Traditional Korean Clothing (Hanbok)
 

The hanbok has been the Korean people's unique traditional costume for thousands of years. The beauty and grace of Korean culture can be seen in photographs of women dressed in the hanbok. Before the arrival of Western-style clothing one hundred years ago, the hanbok was everyday attire. Men wore jeogori (Korean jackets) with baji (trosers) while women wore jeogori with chima (skirt). Today, the hanbok is worn on days of celebration such as wedding, Seollal (Lunar New Year's Day) or Chuseok (Korean Thanksgiving Day).

 
Traditional Korean Houses (Hanok)
 
A traditional Korean house is called 'Hanok'. Hanok sought to create a living space based on the coexistence of nature and humans. Accordingly, the natural aspects of a traditional Korean houses range from the structure's inner layout to the building materials which were used. Another unique feature of traditional houses is their special design for cooling the interior in the summer and heating the interior in the winter.
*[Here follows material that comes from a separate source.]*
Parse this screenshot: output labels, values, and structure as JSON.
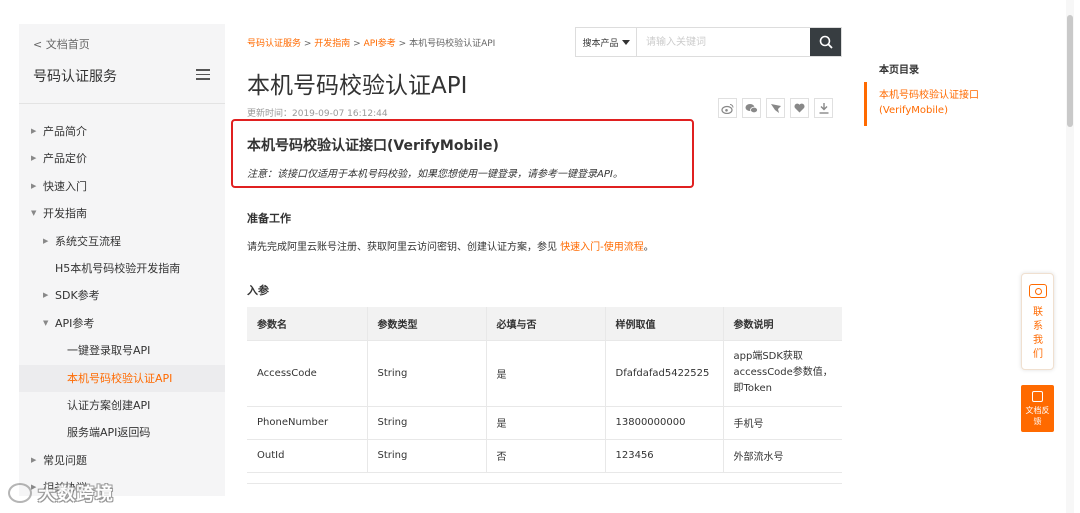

Since Korea has such hot summers and cold winters, the 'ondol gudeul,' a floor-based heating system and 'daecheong,' a cool wooden-floor style hall were devised long ago to help Koreans survive the frigid winters and to make the sweltering and humid summers bearable. These primitive types of heating and air-conditioning were so effective that they are still in use in many homes today
 
Body Language
 
When you beckon to a person, do so with your palm down, and then flutter your hand up and down with your fingers touching together. It is not polite to beckon with your palm up ― especially using only one finger, because Koreans do that only for dogs.